We’ve read in the media that one of the reasons we’re seeing so many wildfires is that the forests, particularly in the western US, have been mismanaged by government agencies (such as the U.S. Forest Service), for political reasons (”You cannot burn my woods!”), lack of money (Congress being stupid, as usual) and lack of scientific input. It’s a relief to read about forest management research and learn that the solutions are not so dramatic, and might even benefit a generally pissed-off industry (logging, timber).
Our remaining forests face great challenges like massive wildfires and invasive forest pests. Managing for this array of threats in a changing climate is complicated. Forest managers are researching strategies that can keep forests resilient under multiple stressors so that they can continue to provide habitat for wildlife, clean air, clean water, carbon storage, and, yes, timber far into the future.

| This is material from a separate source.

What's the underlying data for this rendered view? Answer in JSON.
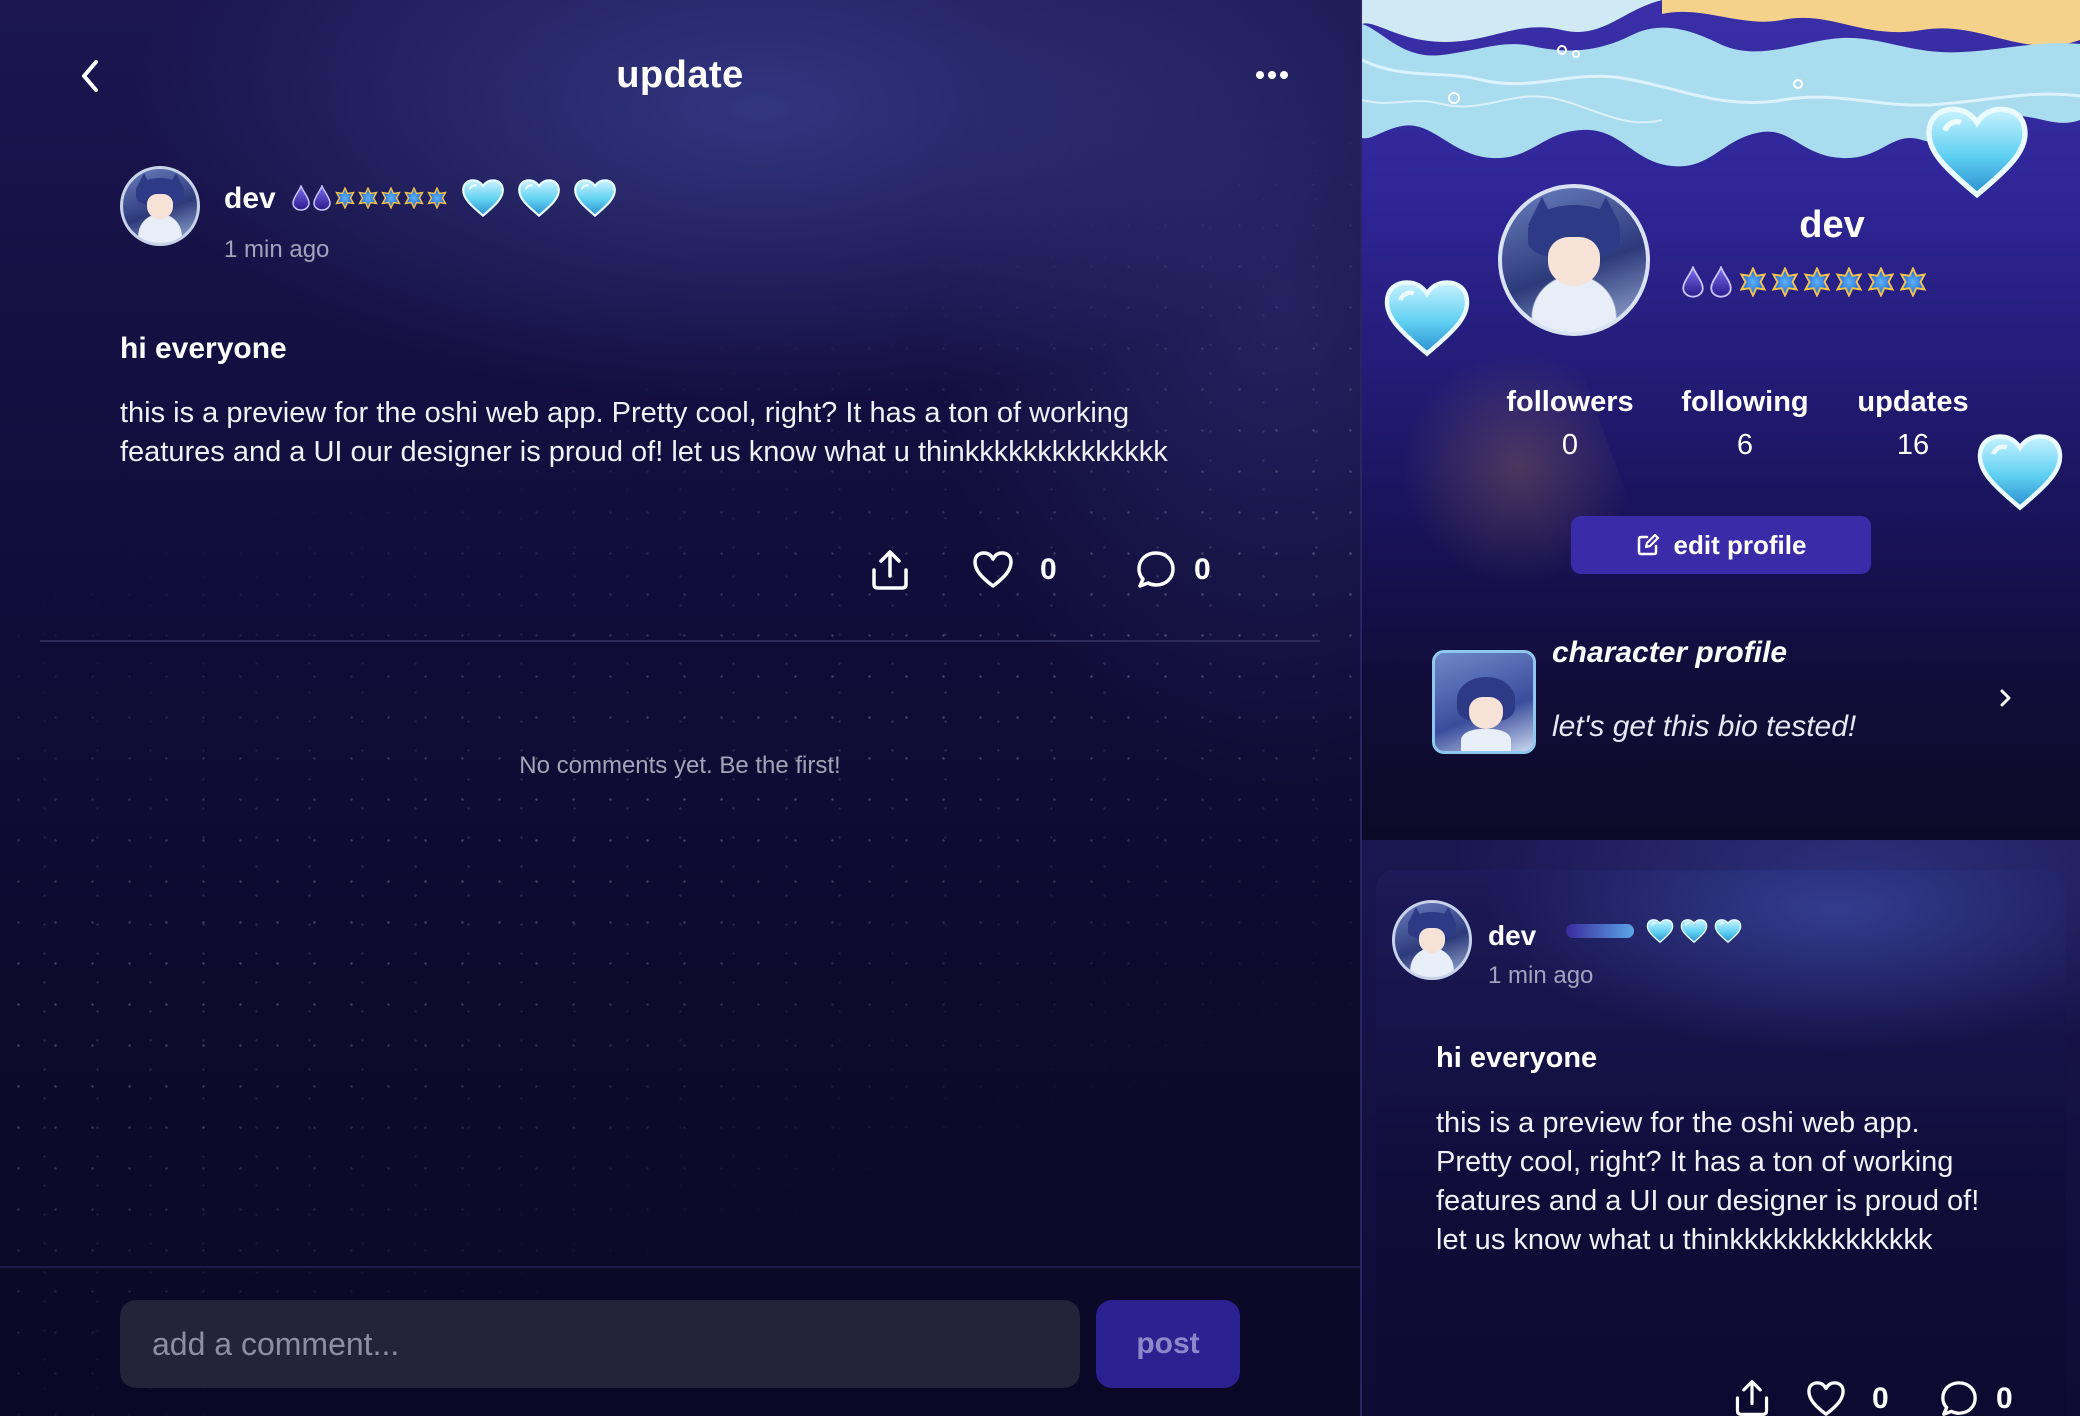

Looking at satellite images and historical aerial photos of old-growth forests for reference, researchers found that forests were made up of a mosaic of individual trees, clumps, and openings (ICO). Working with dry fire prone forests, researchers quantified the average number of individual trees, clumps, and the area of openings statistically likely to be found over one hectare in a given climate. These natural references provide guideposts for the “ICO” (individuals – clumps – openings) approach to determining which trees to remove and which trees to leave during ecological restoration thinning projects.
The need for this type of ecological restoration thinning in the dry forests of western North America is great. For example, across eastern Oregon and Washington, a study led by Ryan Haugo of the Nature Conservancy in Washington found that 41% of forests in the region are currently too dense compared to reference conditions and would benefit from the removal of some trees by fire or mechanical means, including logging.
Example of how landscape scale forest restoration needs are determined by comparing the present day relative abundance of different successional classes to natural reference conditions. This example depicts the Dry Douglas-fir forests from a single watershed within the interior Pacific Northwest Forest. Illustrations adapted with permission (Van Pelt, 2008).